For hunters. Set the receive frequency 14.064 and then Push and hold the Split button until the VFO’s equalize. To set the transmit frequency (up 2) push and hold the XFC button under the Multi-Function Knob and using the main tuning dial, set the transmit Frequency. Every time you wish to alter the transmit frequency you have to push the XFC button.
Icom does have a Split Lock function which locks the receive frequency. To enable it, go to menu > Funtion > Split > Split Lock and turn it on.
While in Split Mode if you push and hold the Speech/Lock for one second, you will lock the main tuning dial so you cannot change the receive frequency. You can still alter the transmit frequency by pushing the XFC button and turning the main tuning dial.

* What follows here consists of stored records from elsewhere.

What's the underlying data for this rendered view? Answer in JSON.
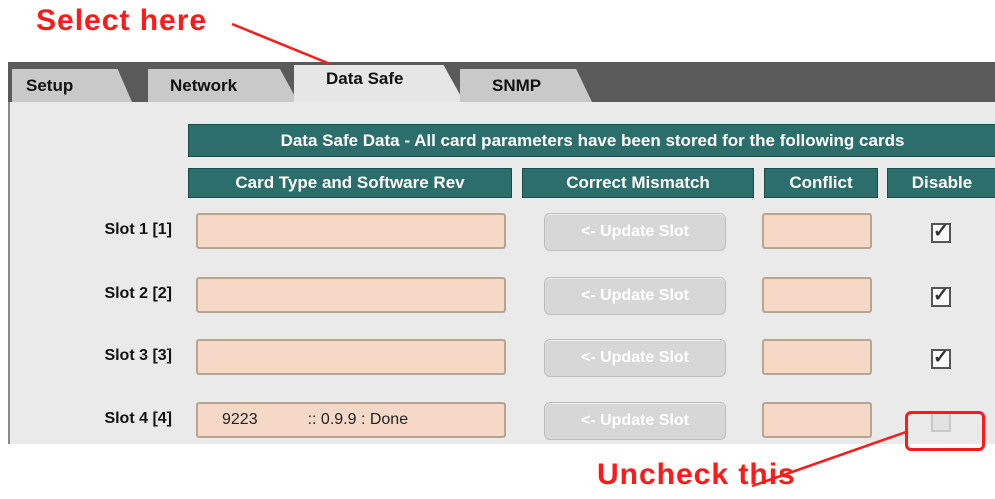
{
  "annotations": {
    "select_here": "Select here",
    "uncheck_this": "Uncheck this",
    "color": "#ff1a1a"
  },
  "tabs": [
    {
      "label": "Setup",
      "active": false
    },
    {
      "label": "Network",
      "active": false
    },
    {
      "label": "Data Safe",
      "active": true
    },
    {
      "label": "SNMP",
      "active": false
    }
  ],
  "headers": {
    "main": "Data Safe Data - All card parameters have been stored for the following cards",
    "card_type": "Card Type and Software Rev",
    "correct_mismatch": "Correct Mismatch",
    "conflict": "Conflict",
    "disable": "Disable"
  },
  "slots": [
    {
      "label": "Slot 1 [1]",
      "card_type": "",
      "version": "",
      "button": "<- Update Slot",
      "conflict": "",
      "disable": true
    },
    {
      "label": "Slot 2 [2]",
      "card_type": "",
      "version": "",
      "button": "<- Update Slot",
      "conflict": "",
      "disable": true
    },
    {
      "label": "Slot 3 [3]",
      "card_type": "",
      "version": "",
      "button": "<- Update Slot",
      "conflict": "",
      "disable": true
    },
    {
      "label": "Slot 4 [4]",
      "card_type": "9223",
      "version": ":: 0.9.9 : Done",
      "button": "<- Update Slot",
      "conflict": "",
      "disable": false
    }
  ],
  "colors": {
    "header_bg": "#2b6e6b",
    "field_bg": "#f6d8c7",
    "tabbar_bg": "#5a5a5a",
    "panel_bg": "#eaeaea"
  }
}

You will see a little key by the hertz numbers
That’s the basic how-to for split operation. It can be a little confusing. Shown here are the FTDX10 and the Icom IC-7300. Different models from each manufacturer should be similar. Which one is better, that depends. I think in general, when it comes to split operation, it’s a toss-up. I like things from both manufacturers. In general, I find the ergonomics of the IC-7300 better than the FTDX10 however, for split operation, the FTDX10 may be a little easier.
I was hoping to get the FTDX10 out in the wild this weekend; however, that did not happen. I thought I was going to get an Echolink Conference Room going but that didn’t work out either. The software they use to create the room is archaic with little or no knowledge base on how to start it up. I guess this sacred knowledge is handed down from father to son. I spent a good part of the weekend trying to figure it out. It’s probably a simple setting or something right in front of my nose. I was frustrated enough to start reaching for the Holy Hand Granade of Antioch.
Today I thought I would get the FTDX10 going on WinLink and FLDIGI. This was a little easier. I already used the FTDX10 with FT8 using the instruction found in the manual. To get things going on the radio, I did the following: Go to RADIO SETTINGS and then MODE PSK/DATA Set DATA MOD SOURCE to REAR Set REAR SELECT to USB Set RPTT to RTS Go to OPERATION SETTING and then to GENERAL Set CAT RATE to 38400 Set CAT RTS to ON In Winlink Select FT-991/A for the radio Select USB DIGITAL Select the proper COM PORT RTS is CHECKED BAUD is 38400 PTT PORT (OPTIONAL) SET TO FT-991/A For FLDIGI Use FTDX10 for the radio in FLRIG Use DATA-U in FLDIGI BAUD is 38400
Today’s FTDX10 quibble is the QMB or Quick Memory Bank. It’s clunky to use. Here Icom is clearly the winner. With my Icom’s which includes the 705, 7300, 7610, and 9700, the QMB, or as Icom calls it Memory Pad is one push to add a frequency to the memory. In addition, the Memory Pad is viewable and can be edited. Neither of these is available for the Yaesu. I use the Memory Pad on the Icoms a lot. Here is an image of the Memory Pad on my 7610.
I use this feature a lot. Yaesu, if you are listening…
Another quibble I have is the main tuning dial sticks out too far from the radio. The extra length turns it into a bump magnet. I think they could lob a 1/4 inch or so off of the dial, and it would still be very usable. I have had my Yaesu on my hobby workbench to set it up the way I like it. It puts the radio to my left side which means I use my left hand to work the controls. I am ambidextrous, with the radio on my left side it is a little easier to use. YMMV. When I take it out to the field, I am going to try it on my left side to see how it works. Generally, I have been enjoying the Yaesu. The crystal roofing filters really make the radio a delight.
Should you be selling your other radios to buy this one? Maybe, maybe not. I am keeping my IC-7300. I think it is a better EmComm radio than the FTDX10. Like others have said, the bells and whistles of the FTDX10 really benefit the CW crowd and really, only those ops who DX/Contest where there is a high density of signals. The Yaesu may also benefit POTA activators who put out enough signal to create large pile-ups or hunters trying to work the weak ones.